:: Task to complete ::
Would you repeat the data below exactly, taking out the images?

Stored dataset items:
BEGIN

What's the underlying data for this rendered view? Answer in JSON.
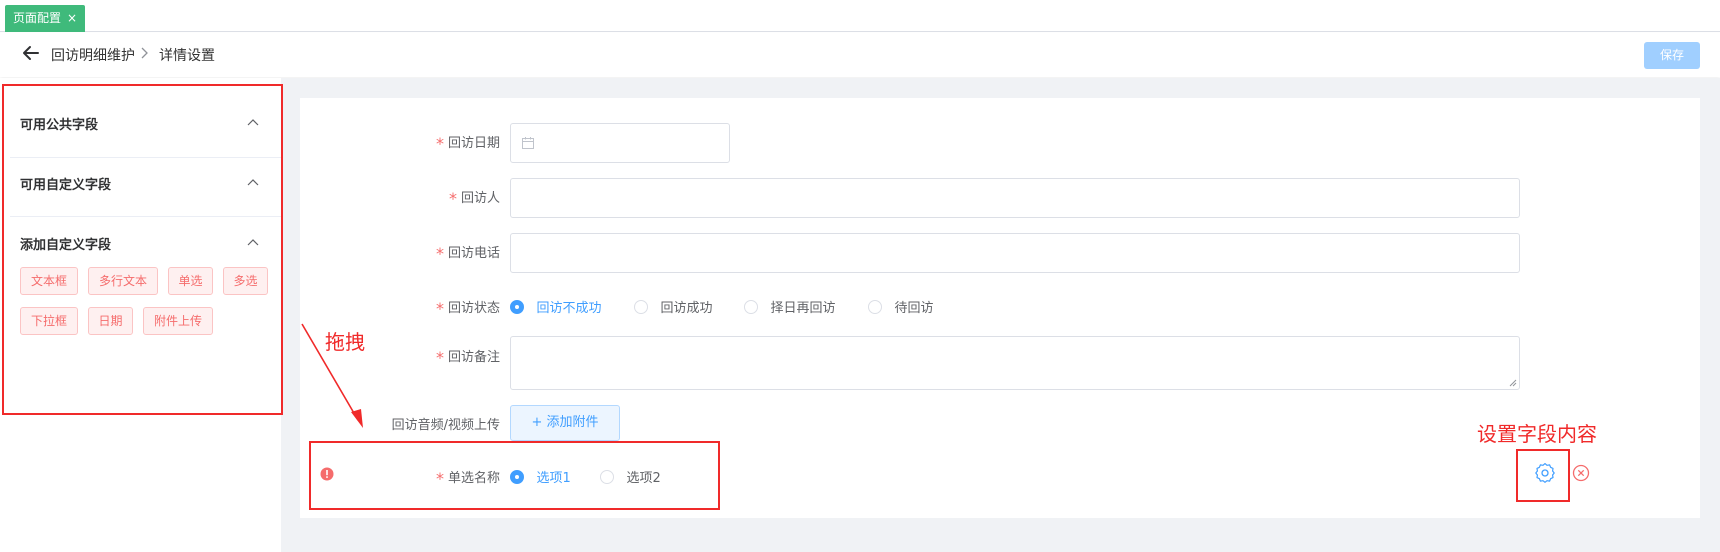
{
  "tabs": [
    {
      "label": "页面配置",
      "close": "×"
    }
  ],
  "breadcrumb": {
    "parent": "回访明细维护",
    "current": "详情设置"
  },
  "toolbar": {
    "save_label": "保存"
  },
  "sidebar": {
    "sections": [
      {
        "title": "可用公共字段"
      },
      {
        "title": "可用自定义字段"
      },
      {
        "title": "添加自定义字段"
      }
    ],
    "chips": [
      "文本框",
      "多行文本",
      "单选",
      "多选",
      "下拉框",
      "日期",
      "附件上传"
    ]
  },
  "form": {
    "required_mark": "*",
    "fields": {
      "visit_date": {
        "label": "回访日期"
      },
      "visitor": {
        "label": "回访人"
      },
      "phone": {
        "label": "回访电话"
      },
      "status": {
        "label": "回访状态",
        "options": [
          "回访不成功",
          "回访成功",
          "择日再回访",
          "待回访"
        ],
        "selected": "回访不成功"
      },
      "remark": {
        "label": "回访备注"
      },
      "media": {
        "label": "回访音频/视频上传",
        "button": "+ 添加附件"
      },
      "single": {
        "label": "单选名称",
        "options": [
          "选项1",
          "选项2"
        ],
        "selected": "选项1"
      }
    }
  },
  "annotations": {
    "drag": "拖拽",
    "set_content": "设置字段内容"
  },
  "colors": {
    "accent": "#409eff",
    "tab": "#3fba7b",
    "annotation": "#f02a2a",
    "required": "#f56c6c"
  }
}
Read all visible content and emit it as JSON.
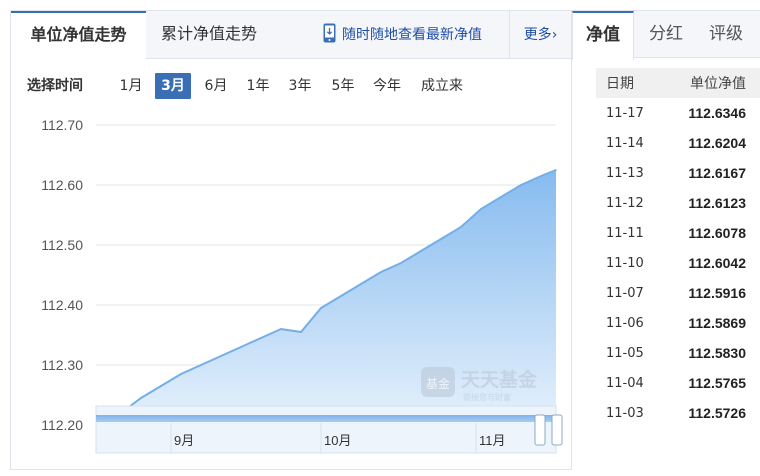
{
  "left_tabs": {
    "unit_nav": "单位净值走势",
    "cumulative_nav": "累计净值走势",
    "mobile_link": "随时随地查看最新净值",
    "more": "更多",
    "more_arrow": "›"
  },
  "time_range": {
    "label": "选择时间",
    "options": [
      "1月",
      "3月",
      "6月",
      "1年",
      "3年",
      "5年",
      "今年",
      "成立来"
    ],
    "selected": "3月"
  },
  "watermark": {
    "logo_text": "基金",
    "brand": "天天基金",
    "slogan": "链接您与财富"
  },
  "colors": {
    "accent": "#3a6fb5",
    "line": "#74aee6",
    "area_top": "#86bbef",
    "area_bottom": "#e6f1fc",
    "grid": "#e6e6e6"
  },
  "chart_data": {
    "type": "area",
    "title": "",
    "xlabel": "",
    "ylabel": "",
    "ylim": [
      112.2,
      112.7
    ],
    "yticks": [
      "112.70",
      "112.60",
      "112.50",
      "112.40",
      "112.30",
      "112.20"
    ],
    "xtick_labels": [
      {
        "label": "9月",
        "date": "2025-09-01"
      },
      {
        "label": "10月",
        "date": "2025-10-01"
      },
      {
        "label": "11月",
        "date": "2025-11-01"
      }
    ],
    "x_start": "2025-08-17",
    "x_end": "2025-11-17",
    "grid": true,
    "series": [
      {
        "x": [
          "2025-08-18",
          "2025-08-22",
          "2025-08-26",
          "2025-08-30",
          "2025-09-03",
          "2025-09-07",
          "2025-09-11",
          "2025-09-15",
          "2025-09-19",
          "2025-09-23",
          "2025-09-27",
          "2025-10-01",
          "2025-10-05",
          "2025-10-09",
          "2025-10-13",
          "2025-10-17",
          "2025-10-21",
          "2025-10-25",
          "2025-10-29",
          "2025-11-02",
          "2025-11-06",
          "2025-11-10",
          "2025-11-14",
          "2025-11-17"
        ],
        "y": [
          112.21,
          112.22,
          112.245,
          112.265,
          112.285,
          112.3,
          112.315,
          112.33,
          112.345,
          112.36,
          112.355,
          112.395,
          112.415,
          112.435,
          112.455,
          112.47,
          112.49,
          112.51,
          112.53,
          112.56,
          112.58,
          112.6,
          112.615,
          112.625
        ]
      }
    ]
  },
  "right_tabs": {
    "nav": "净值",
    "dividend": "分红",
    "rating": "评级"
  },
  "nav_table": {
    "headers": [
      "日期",
      "单位净值"
    ],
    "rows": [
      {
        "date": "11-17",
        "value": "112.6346"
      },
      {
        "date": "11-14",
        "value": "112.6204"
      },
      {
        "date": "11-13",
        "value": "112.6167"
      },
      {
        "date": "11-12",
        "value": "112.6123"
      },
      {
        "date": "11-11",
        "value": "112.6078"
      },
      {
        "date": "11-10",
        "value": "112.6042"
      },
      {
        "date": "11-07",
        "value": "112.5916"
      },
      {
        "date": "11-06",
        "value": "112.5869"
      },
      {
        "date": "11-05",
        "value": "112.5830"
      },
      {
        "date": "11-04",
        "value": "112.5765"
      },
      {
        "date": "11-03",
        "value": "112.5726"
      }
    ]
  }
}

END

:: Output for this exercise ::
What's the underlying data for this rendered view? Answer in JSON.
{
  "tabs": [
    {
      "label": "页面配置",
      "close": "×"
    }
  ],
  "breadcrumb": {
    "parent": "回访明细维护",
    "current": "详情设置"
  },
  "toolbar": {
    "save_label": "保存"
  },
  "sidebar": {
    "sections": [
      {
        "title": "可用公共字段"
      },
      {
        "title": "可用自定义字段"
      },
      {
        "title": "添加自定义字段"
      }
    ],
    "chips": [
      "文本框",
      "多行文本",
      "单选",
      "多选",
      "下拉框",
      "日期",
      "附件上传"
    ]
  },
  "form": {
    "required_mark": "*",
    "fields": {
      "visit_date": {
        "label": "回访日期"
      },
      "visitor": {
        "label": "回访人"
      },
      "phone": {
        "label": "回访电话"
      },
      "status": {
        "label": "回访状态",
        "options": [
          "回访不成功",
          "回访成功",
          "择日再回访",
          "待回访"
        ],
        "selected": "回访不成功"
      },
      "remark": {
        "label": "回访备注"
      },
      "media": {
        "label": "回访音频/视频上传",
        "button": "+ 添加附件"
      },
      "single": {
        "label": "单选名称",
        "options": [
          "选项1",
          "选项2"
        ],
        "selected": "选项1"
      }
    }
  },
  "annotations": {
    "drag": "拖拽",
    "set_content": "设置字段内容"
  },
  "colors": {
    "accent": "#409eff",
    "tab": "#3fba7b",
    "annotation": "#f02a2a",
    "required": "#f56c6c"
  }
}
Read all visible content and emit it as JSON.
{
  "left_tabs": {
    "unit_nav": "单位净值走势",
    "cumulative_nav": "累计净值走势",
    "mobile_link": "随时随地查看最新净值",
    "more": "更多",
    "more_arrow": "›"
  },
  "time_range": {
    "label": "选择时间",
    "options": [
      "1月",
      "3月",
      "6月",
      "1年",
      "3年",
      "5年",
      "今年",
      "成立来"
    ],
    "selected": "3月"
  },
  "watermark": {
    "logo_text": "基金",
    "brand": "天天基金",
    "slogan": "链接您与财富"
  },
  "colors": {
    "accent": "#3a6fb5",
    "line": "#74aee6",
    "area_top": "#86bbef",
    "area_bottom": "#e6f1fc",
    "grid": "#e6e6e6"
  },
  "chart_data": {
    "type": "area",
    "title": "",
    "xlabel": "",
    "ylabel": "",
    "ylim": [
      112.2,
      112.7
    ],
    "yticks": [
      "112.70",
      "112.60",
      "112.50",
      "112.40",
      "112.30",
      "112.20"
    ],
    "xtick_labels": [
      {
        "label": "9月",
        "date": "2025-09-01"
      },
      {
        "label": "10月",
        "date": "2025-10-01"
      },
      {
        "label": "11月",
        "date": "2025-11-01"
      }
    ],
    "x_start": "2025-08-17",
    "x_end": "2025-11-17",
    "grid": true,
    "series": [
      {
        "x": [
          "2025-08-18",
          "2025-08-22",
          "2025-08-26",
          "2025-08-30",
          "2025-09-03",
          "2025-09-07",
          "2025-09-11",
          "2025-09-15",
          "2025-09-19",
          "2025-09-23",
          "2025-09-27",
          "2025-10-01",
          "2025-10-05",
          "2025-10-09",
          "2025-10-13",
          "2025-10-17",
          "2025-10-21",
          "2025-10-25",
          "2025-10-29",
          "2025-11-02",
          "2025-11-06",
          "2025-11-10",
          "2025-11-14",
          "2025-11-17"
        ],
        "y": [
          112.21,
          112.22,
          112.245,
          112.265,
          112.285,
          112.3,
          112.315,
          112.33,
          112.345,
          112.36,
          112.355,
          112.395,
          112.415,
          112.435,
          112.455,
          112.47,
          112.49,
          112.51,
          112.53,
          112.56,
          112.58,
          112.6,
          112.615,
          112.625
        ]
      }
    ]
  },
  "right_tabs": {
    "nav": "净值",
    "dividend": "分红",
    "rating": "评级"
  },
  "nav_table": {
    "headers": [
      "日期",
      "单位净值"
    ],
    "rows": [
      {
        "date": "11-17",
        "value": "112.6346"
      },
      {
        "date": "11-14",
        "value": "112.6204"
      },
      {
        "date": "11-13",
        "value": "112.6167"
      },
      {
        "date": "11-12",
        "value": "112.6123"
      },
      {
        "date": "11-11",
        "value": "112.6078"
      },
      {
        "date": "11-10",
        "value": "112.6042"
      },
      {
        "date": "11-07",
        "value": "112.5916"
      },
      {
        "date": "11-06",
        "value": "112.5869"
      },
      {
        "date": "11-05",
        "value": "112.5830"
      },
      {
        "date": "11-04",
        "value": "112.5765"
      },
      {
        "date": "11-03",
        "value": "112.5726"
      }
    ]
  }
}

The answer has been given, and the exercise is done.